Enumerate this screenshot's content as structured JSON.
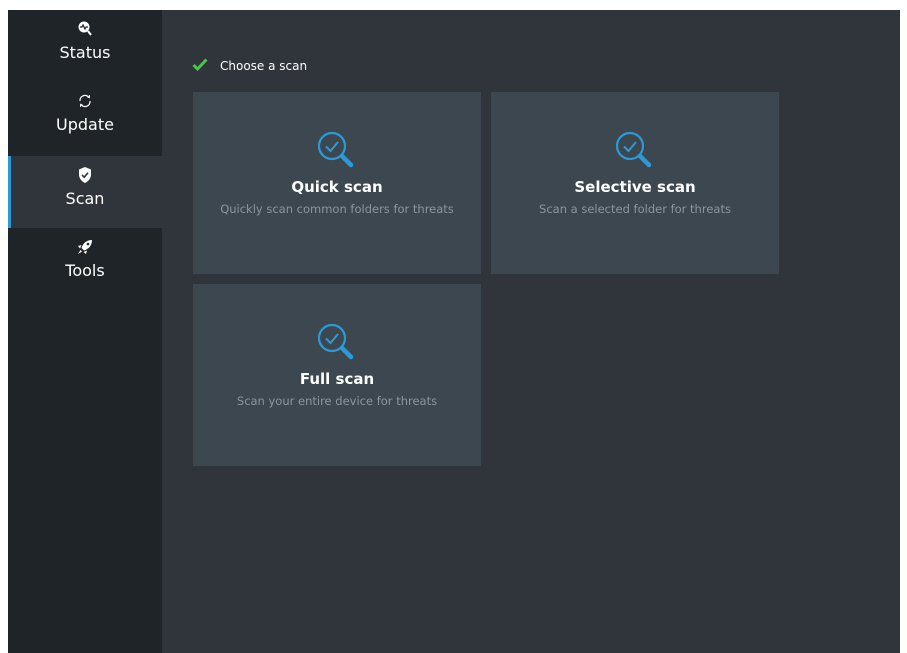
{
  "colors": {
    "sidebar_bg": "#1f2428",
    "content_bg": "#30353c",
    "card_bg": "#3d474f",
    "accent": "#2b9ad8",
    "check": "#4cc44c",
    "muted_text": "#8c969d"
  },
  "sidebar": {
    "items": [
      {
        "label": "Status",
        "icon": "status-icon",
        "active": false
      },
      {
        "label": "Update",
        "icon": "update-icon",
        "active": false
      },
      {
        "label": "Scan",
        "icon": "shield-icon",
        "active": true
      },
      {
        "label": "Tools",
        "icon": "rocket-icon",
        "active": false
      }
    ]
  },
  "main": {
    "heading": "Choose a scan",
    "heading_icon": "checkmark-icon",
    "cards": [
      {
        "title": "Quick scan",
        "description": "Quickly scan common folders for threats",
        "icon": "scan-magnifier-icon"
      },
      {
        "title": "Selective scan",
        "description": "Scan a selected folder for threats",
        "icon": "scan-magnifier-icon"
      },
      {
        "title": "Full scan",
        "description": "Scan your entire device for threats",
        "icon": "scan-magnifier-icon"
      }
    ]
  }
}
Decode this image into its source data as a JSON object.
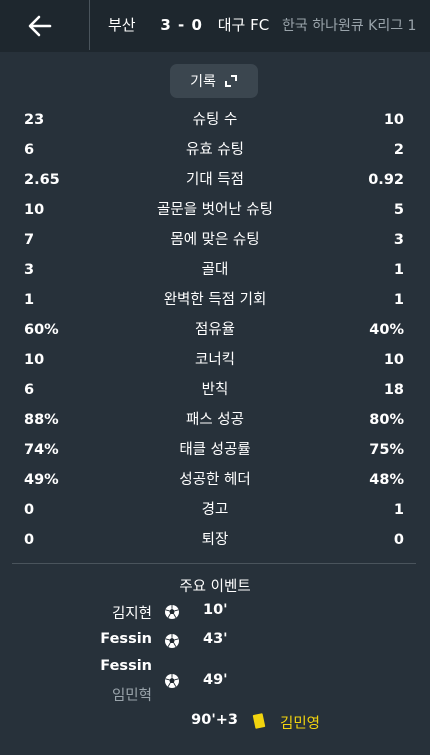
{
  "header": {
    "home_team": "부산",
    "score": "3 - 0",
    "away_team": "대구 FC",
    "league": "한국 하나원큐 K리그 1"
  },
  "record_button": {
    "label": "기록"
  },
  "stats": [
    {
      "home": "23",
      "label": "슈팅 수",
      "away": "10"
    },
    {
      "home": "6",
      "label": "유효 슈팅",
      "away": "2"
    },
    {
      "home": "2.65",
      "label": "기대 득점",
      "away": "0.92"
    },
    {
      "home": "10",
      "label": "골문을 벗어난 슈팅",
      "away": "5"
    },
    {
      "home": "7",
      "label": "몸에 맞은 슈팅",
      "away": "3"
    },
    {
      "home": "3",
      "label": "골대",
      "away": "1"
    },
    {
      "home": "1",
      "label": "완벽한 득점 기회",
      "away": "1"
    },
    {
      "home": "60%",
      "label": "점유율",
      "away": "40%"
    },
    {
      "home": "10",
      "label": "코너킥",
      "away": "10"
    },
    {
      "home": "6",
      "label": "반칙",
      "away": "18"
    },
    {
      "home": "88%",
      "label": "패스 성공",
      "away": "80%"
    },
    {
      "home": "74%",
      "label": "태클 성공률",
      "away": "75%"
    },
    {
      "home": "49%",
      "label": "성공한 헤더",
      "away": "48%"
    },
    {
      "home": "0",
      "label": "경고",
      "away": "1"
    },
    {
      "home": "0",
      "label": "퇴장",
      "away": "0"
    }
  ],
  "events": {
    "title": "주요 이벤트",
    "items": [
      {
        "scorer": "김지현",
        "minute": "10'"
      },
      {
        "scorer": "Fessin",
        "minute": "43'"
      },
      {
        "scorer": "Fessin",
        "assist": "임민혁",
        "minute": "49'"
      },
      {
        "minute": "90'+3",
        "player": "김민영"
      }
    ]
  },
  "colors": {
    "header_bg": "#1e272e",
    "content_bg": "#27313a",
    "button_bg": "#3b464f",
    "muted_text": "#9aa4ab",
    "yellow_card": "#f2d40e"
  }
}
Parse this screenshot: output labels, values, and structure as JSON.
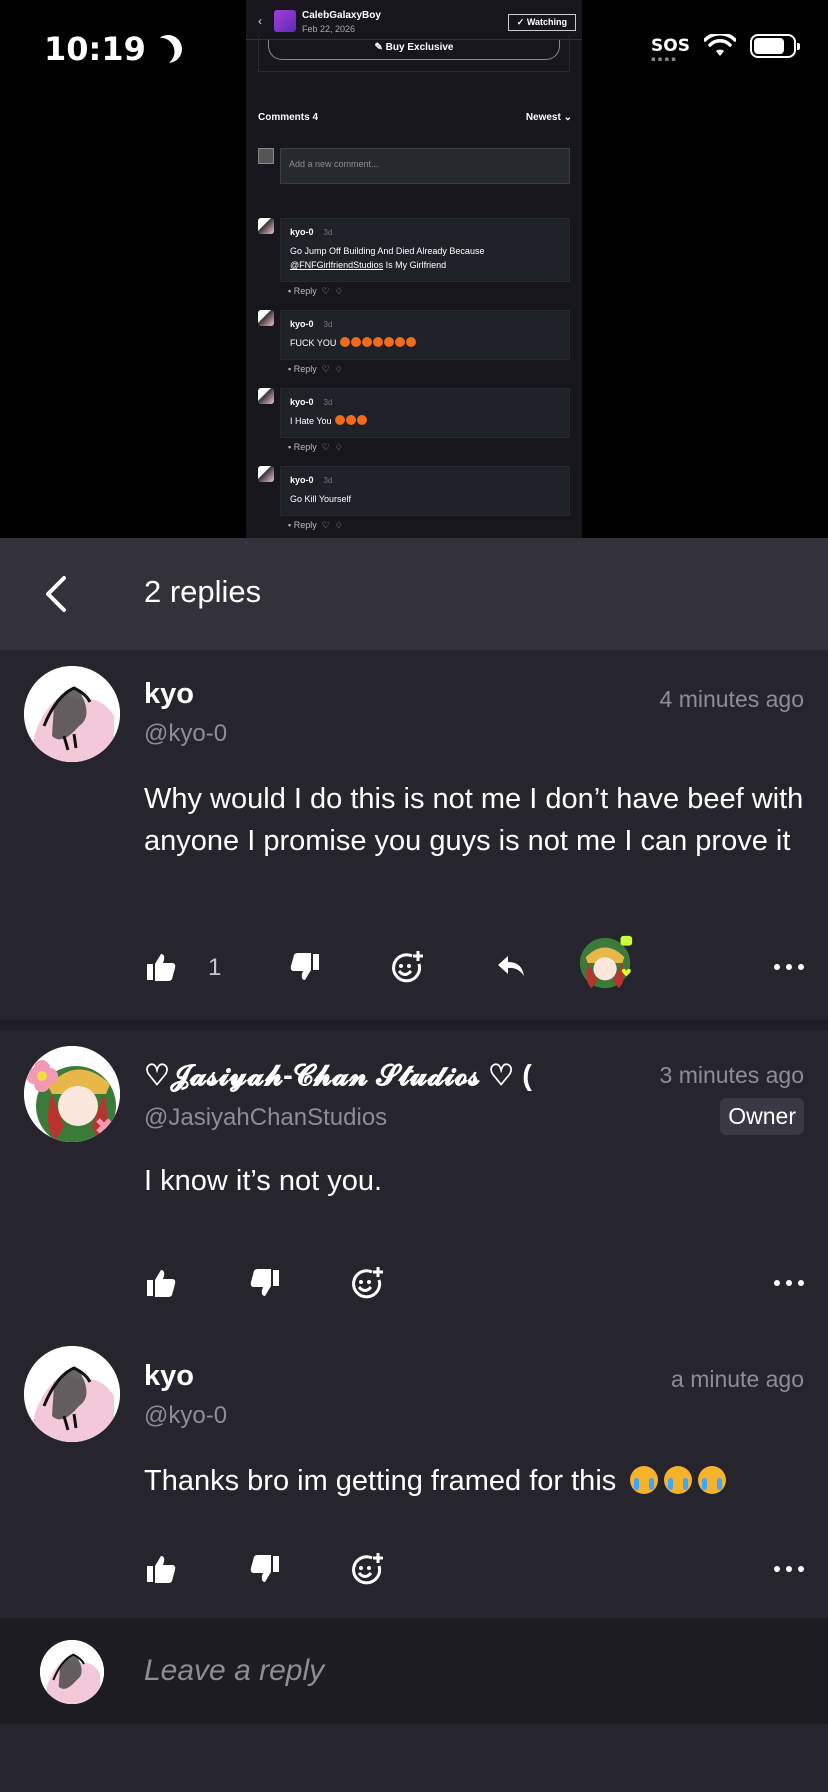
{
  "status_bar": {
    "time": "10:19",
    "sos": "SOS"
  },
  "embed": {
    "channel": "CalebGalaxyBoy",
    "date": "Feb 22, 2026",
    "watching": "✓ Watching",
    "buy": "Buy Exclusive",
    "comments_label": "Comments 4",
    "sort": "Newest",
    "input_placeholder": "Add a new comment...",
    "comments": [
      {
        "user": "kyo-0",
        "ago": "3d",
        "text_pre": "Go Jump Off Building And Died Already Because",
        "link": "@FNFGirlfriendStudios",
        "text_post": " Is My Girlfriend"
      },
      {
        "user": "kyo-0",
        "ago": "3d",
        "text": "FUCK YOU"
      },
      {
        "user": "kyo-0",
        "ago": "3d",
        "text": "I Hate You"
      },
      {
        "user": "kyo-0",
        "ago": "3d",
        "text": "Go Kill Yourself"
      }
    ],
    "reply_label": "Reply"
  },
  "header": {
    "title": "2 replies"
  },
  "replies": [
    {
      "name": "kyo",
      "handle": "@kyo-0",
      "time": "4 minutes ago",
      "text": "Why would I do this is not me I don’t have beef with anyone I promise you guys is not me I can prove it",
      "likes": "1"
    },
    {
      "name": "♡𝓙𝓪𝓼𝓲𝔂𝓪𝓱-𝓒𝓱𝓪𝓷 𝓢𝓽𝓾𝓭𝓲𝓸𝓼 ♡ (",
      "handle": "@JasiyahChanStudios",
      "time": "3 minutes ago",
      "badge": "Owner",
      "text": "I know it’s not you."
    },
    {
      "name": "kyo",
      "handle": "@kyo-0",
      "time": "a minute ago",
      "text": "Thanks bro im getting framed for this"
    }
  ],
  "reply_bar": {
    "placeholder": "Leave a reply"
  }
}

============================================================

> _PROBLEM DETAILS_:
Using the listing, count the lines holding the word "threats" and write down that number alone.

> _EXPECTED ANSWER_:
3